START ENTRIES SHOWN

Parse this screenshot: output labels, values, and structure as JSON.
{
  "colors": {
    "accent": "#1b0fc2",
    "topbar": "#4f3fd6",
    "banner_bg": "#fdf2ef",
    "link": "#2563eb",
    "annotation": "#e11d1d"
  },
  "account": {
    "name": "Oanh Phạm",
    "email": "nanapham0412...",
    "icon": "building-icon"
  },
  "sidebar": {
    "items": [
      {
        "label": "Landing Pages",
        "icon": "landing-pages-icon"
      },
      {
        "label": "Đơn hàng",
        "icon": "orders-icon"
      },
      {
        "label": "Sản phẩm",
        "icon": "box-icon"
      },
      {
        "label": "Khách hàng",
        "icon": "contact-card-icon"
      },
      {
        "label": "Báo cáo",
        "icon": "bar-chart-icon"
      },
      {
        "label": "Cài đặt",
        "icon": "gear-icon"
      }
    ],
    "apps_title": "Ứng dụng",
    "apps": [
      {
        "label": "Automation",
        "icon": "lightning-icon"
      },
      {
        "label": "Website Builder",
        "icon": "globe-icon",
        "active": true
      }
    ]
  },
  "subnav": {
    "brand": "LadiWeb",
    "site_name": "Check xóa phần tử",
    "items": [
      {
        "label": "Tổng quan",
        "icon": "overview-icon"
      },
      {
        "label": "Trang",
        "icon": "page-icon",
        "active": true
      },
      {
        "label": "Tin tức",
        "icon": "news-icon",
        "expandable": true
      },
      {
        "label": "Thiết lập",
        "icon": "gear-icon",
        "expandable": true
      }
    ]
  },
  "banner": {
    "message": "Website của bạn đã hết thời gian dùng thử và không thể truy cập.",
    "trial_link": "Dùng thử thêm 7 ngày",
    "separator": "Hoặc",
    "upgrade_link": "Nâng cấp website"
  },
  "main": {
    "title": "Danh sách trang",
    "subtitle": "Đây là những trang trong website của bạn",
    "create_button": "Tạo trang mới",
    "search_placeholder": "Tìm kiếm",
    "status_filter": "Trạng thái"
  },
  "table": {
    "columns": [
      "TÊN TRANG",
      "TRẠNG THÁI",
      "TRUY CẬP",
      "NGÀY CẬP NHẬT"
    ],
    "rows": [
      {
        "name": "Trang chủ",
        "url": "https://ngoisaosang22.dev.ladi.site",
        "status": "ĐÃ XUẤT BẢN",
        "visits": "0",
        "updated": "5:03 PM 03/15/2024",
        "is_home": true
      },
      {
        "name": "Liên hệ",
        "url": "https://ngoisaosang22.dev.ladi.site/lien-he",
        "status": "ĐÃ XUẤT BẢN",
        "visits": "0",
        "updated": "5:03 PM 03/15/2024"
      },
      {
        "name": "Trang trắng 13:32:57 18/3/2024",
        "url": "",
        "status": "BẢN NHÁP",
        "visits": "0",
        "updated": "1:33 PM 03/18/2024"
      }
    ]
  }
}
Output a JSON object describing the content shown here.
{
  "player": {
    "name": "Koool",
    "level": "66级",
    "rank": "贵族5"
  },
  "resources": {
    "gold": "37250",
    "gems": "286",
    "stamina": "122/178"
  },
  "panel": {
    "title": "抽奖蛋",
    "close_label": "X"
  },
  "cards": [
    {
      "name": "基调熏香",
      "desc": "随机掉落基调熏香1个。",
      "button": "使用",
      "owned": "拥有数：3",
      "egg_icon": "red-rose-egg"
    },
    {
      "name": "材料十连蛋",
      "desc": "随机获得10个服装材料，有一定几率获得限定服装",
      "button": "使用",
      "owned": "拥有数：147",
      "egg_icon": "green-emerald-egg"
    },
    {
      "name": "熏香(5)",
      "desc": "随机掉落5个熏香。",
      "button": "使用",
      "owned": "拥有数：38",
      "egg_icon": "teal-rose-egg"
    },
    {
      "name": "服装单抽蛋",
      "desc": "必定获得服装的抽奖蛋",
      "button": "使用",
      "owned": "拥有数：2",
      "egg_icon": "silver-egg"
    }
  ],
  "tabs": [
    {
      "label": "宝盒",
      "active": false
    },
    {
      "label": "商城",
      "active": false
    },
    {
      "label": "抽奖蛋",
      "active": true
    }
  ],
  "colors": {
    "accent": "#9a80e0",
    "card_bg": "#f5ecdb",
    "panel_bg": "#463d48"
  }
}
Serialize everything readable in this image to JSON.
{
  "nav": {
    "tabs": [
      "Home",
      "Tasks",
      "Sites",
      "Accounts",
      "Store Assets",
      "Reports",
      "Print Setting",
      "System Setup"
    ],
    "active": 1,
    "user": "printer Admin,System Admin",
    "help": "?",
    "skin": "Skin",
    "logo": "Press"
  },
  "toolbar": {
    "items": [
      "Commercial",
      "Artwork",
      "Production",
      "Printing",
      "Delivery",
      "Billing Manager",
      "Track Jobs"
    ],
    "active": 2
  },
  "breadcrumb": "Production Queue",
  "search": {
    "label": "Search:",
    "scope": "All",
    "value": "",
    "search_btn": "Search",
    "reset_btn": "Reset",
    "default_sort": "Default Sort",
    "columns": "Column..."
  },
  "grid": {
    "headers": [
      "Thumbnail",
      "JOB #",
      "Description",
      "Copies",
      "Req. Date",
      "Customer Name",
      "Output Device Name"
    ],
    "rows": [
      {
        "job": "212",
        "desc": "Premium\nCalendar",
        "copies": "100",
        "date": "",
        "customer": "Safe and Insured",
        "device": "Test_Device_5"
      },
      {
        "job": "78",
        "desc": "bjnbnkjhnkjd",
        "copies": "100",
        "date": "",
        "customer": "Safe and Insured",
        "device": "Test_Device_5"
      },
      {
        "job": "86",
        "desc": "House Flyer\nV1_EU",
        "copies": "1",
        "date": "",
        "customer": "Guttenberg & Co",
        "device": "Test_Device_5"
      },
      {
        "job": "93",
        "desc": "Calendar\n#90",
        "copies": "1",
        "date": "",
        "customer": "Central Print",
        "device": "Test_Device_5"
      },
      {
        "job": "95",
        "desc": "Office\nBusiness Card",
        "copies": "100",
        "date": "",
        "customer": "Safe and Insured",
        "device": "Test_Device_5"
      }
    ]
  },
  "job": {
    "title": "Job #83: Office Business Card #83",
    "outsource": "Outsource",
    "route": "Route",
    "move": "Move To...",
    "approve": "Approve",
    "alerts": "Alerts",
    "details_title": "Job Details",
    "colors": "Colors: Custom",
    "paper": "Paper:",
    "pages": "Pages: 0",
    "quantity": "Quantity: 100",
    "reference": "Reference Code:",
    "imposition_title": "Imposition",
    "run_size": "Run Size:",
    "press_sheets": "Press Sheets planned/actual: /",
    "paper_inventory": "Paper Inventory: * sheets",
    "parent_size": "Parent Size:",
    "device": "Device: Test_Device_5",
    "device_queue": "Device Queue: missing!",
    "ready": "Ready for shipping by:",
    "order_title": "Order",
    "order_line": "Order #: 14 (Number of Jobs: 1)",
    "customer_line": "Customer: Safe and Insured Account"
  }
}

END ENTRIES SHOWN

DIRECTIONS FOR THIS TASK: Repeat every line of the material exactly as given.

RESPONSE BOX:
Parse this screenshot: output labels, values, and structure as JSON.
{
  "colors": {
    "accent": "#1b0fc2",
    "topbar": "#4f3fd6",
    "banner_bg": "#fdf2ef",
    "link": "#2563eb",
    "annotation": "#e11d1d"
  },
  "account": {
    "name": "Oanh Phạm",
    "email": "nanapham0412...",
    "icon": "building-icon"
  },
  "sidebar": {
    "items": [
      {
        "label": "Landing Pages",
        "icon": "landing-pages-icon"
      },
      {
        "label": "Đơn hàng",
        "icon": "orders-icon"
      },
      {
        "label": "Sản phẩm",
        "icon": "box-icon"
      },
      {
        "label": "Khách hàng",
        "icon": "contact-card-icon"
      },
      {
        "label": "Báo cáo",
        "icon": "bar-chart-icon"
      },
      {
        "label": "Cài đặt",
        "icon": "gear-icon"
      }
    ],
    "apps_title": "Ứng dụng",
    "apps": [
      {
        "label": "Automation",
        "icon": "lightning-icon"
      },
      {
        "label": "Website Builder",
        "icon": "globe-icon",
        "active": true
      }
    ]
  },
  "subnav": {
    "brand": "LadiWeb",
    "site_name": "Check xóa phần tử",
    "items": [
      {
        "label": "Tổng quan",
        "icon": "overview-icon"
      },
      {
        "label": "Trang",
        "icon": "page-icon",
        "active": true
      },
      {
        "label": "Tin tức",
        "icon": "news-icon",
        "expandable": true
      },
      {
        "label": "Thiết lập",
        "icon": "gear-icon",
        "expandable": true
      }
    ]
  },
  "banner": {
    "message": "Website của bạn đã hết thời gian dùng thử và không thể truy cập.",
    "trial_link": "Dùng thử thêm 7 ngày",
    "separator": "Hoặc",
    "upgrade_link": "Nâng cấp website"
  },
  "main": {
    "title": "Danh sách trang",
    "subtitle": "Đây là những trang trong website của bạn",
    "create_button": "Tạo trang mới",
    "search_placeholder": "Tìm kiếm",
    "status_filter": "Trạng thái"
  },
  "table": {
    "columns": [
      "TÊN TRANG",
      "TRẠNG THÁI",
      "TRUY CẬP",
      "NGÀY CẬP NHẬT"
    ],
    "rows": [
      {
        "name": "Trang chủ",
        "url": "https://ngoisaosang22.dev.ladi.site",
        "status": "ĐÃ XUẤT BẢN",
        "visits": "0",
        "updated": "5:03 PM 03/15/2024",
        "is_home": true
      },
      {
        "name": "Liên hệ",
        "url": "https://ngoisaosang22.dev.ladi.site/lien-he",
        "status": "ĐÃ XUẤT BẢN",
        "visits": "0",
        "updated": "5:03 PM 03/15/2024"
      },
      {
        "name": "Trang trắng 13:32:57 18/3/2024",
        "url": "",
        "status": "BẢN NHÁP",
        "visits": "0",
        "updated": "1:33 PM 03/18/2024"
      }
    ]
  }
}
Output a JSON object describing the content shown here.
{
  "player": {
    "name": "Koool",
    "level": "66级",
    "rank": "贵族5"
  },
  "resources": {
    "gold": "37250",
    "gems": "286",
    "stamina": "122/178"
  },
  "panel": {
    "title": "抽奖蛋",
    "close_label": "X"
  },
  "cards": [
    {
      "name": "基调熏香",
      "desc": "随机掉落基调熏香1个。",
      "button": "使用",
      "owned": "拥有数：3",
      "egg_icon": "red-rose-egg"
    },
    {
      "name": "材料十连蛋",
      "desc": "随机获得10个服装材料，有一定几率获得限定服装",
      "button": "使用",
      "owned": "拥有数：147",
      "egg_icon": "green-emerald-egg"
    },
    {
      "name": "熏香(5)",
      "desc": "随机掉落5个熏香。",
      "button": "使用",
      "owned": "拥有数：38",
      "egg_icon": "teal-rose-egg"
    },
    {
      "name": "服装单抽蛋",
      "desc": "必定获得服装的抽奖蛋",
      "button": "使用",
      "owned": "拥有数：2",
      "egg_icon": "silver-egg"
    }
  ],
  "tabs": [
    {
      "label": "宝盒",
      "active": false
    },
    {
      "label": "商城",
      "active": false
    },
    {
      "label": "抽奖蛋",
      "active": true
    }
  ],
  "colors": {
    "accent": "#9a80e0",
    "card_bg": "#f5ecdb",
    "panel_bg": "#463d48"
  }
}
Serialize everything readable in this image to JSON.
{
  "nav": {
    "tabs": [
      "Home",
      "Tasks",
      "Sites",
      "Accounts",
      "Store Assets",
      "Reports",
      "Print Setting",
      "System Setup"
    ],
    "active": 1,
    "user": "printer Admin,System Admin",
    "help": "?",
    "skin": "Skin",
    "logo": "Press"
  },
  "toolbar": {
    "items": [
      "Commercial",
      "Artwork",
      "Production",
      "Printing",
      "Delivery",
      "Billing Manager",
      "Track Jobs"
    ],
    "active": 2
  },
  "breadcrumb": "Production Queue",
  "search": {
    "label": "Search:",
    "scope": "All",
    "value": "",
    "search_btn": "Search",
    "reset_btn": "Reset",
    "default_sort": "Default Sort",
    "columns": "Column..."
  },
  "grid": {
    "headers": [
      "Thumbnail",
      "JOB #",
      "Description",
      "Copies",
      "Req. Date",
      "Customer Name",
      "Output Device Name"
    ],
    "rows": [
      {
        "job": "212",
        "desc": "Premium\nCalendar",
        "copies": "100",
        "date": "",
        "customer": "Safe and Insured",
        "device": "Test_Device_5"
      },
      {
        "job": "78",
        "desc": "bjnbnkjhnkjd",
        "copies": "100",
        "date": "",
        "customer": "Safe and Insured",
        "device": "Test_Device_5"
      },
      {
        "job": "86",
        "desc": "House Flyer\nV1_EU",
        "copies": "1",
        "date": "",
        "customer": "Guttenberg & Co",
        "device": "Test_Device_5"
      },
      {
        "job": "93",
        "desc": "Calendar\n#90",
        "copies": "1",
        "date": "",
        "customer": "Central Print",
        "device": "Test_Device_5"
      },
      {
        "job": "95",
        "desc": "Office\nBusiness Card",
        "copies": "100",
        "date": "",
        "customer": "Safe and Insured",
        "device": "Test_Device_5"
      }
    ]
  },
  "job": {
    "title": "Job #83: Office Business Card #83",
    "outsource": "Outsource",
    "route": "Route",
    "move": "Move To...",
    "approve": "Approve",
    "alerts": "Alerts",
    "details_title": "Job Details",
    "colors": "Colors: Custom",
    "paper": "Paper:",
    "pages": "Pages: 0",
    "quantity": "Quantity: 100",
    "reference": "Reference Code:",
    "imposition_title": "Imposition",
    "run_size": "Run Size:",
    "press_sheets": "Press Sheets planned/actual: /",
    "paper_inventory": "Paper Inventory: * sheets",
    "parent_size": "Parent Size:",
    "device": "Device: Test_Device_5",
    "device_queue": "Device Queue: missing!",
    "ready": "Ready for shipping by:",
    "order_title": "Order",
    "order_line": "Order #: 14 (Number of Jobs: 1)",
    "customer_line": "Customer: Safe and Insured Account"
  }
}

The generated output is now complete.